◆ **ABOUT THIS EXERCISE**:
Each entry, in full: copy it out exactly.
════════
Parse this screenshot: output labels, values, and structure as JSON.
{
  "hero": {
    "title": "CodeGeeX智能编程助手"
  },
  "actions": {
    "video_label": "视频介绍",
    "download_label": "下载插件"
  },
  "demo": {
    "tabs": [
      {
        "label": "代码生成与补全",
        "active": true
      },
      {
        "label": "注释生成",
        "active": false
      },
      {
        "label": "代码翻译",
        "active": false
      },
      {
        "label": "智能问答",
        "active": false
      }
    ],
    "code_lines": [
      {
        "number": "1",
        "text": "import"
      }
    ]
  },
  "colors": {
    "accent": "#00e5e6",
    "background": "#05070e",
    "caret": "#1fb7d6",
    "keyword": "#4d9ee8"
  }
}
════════
◆ **EXERCISE SOLUTION**:
Parse this screenshot: output labels, values, and structure as JSON.
{
  "hero": {
    "title": "CodeGeeX智能编程助手"
  },
  "actions": {
    "video_label": "视频介绍",
    "download_label": "下载插件"
  },
  "demo": {
    "tabs": [
      {
        "label": "代码生成与补全",
        "active": true
      },
      {
        "label": "注释生成",
        "active": false
      },
      {
        "label": "代码翻译",
        "active": false
      },
      {
        "label": "智能问答",
        "active": false
      }
    ],
    "code_lines": [
      {
        "number": "1",
        "text": "import"
      }
    ]
  },
  "colors": {
    "accent": "#00e5e6",
    "background": "#05070e",
    "caret": "#1fb7d6",
    "keyword": "#4d9ee8"
  }
}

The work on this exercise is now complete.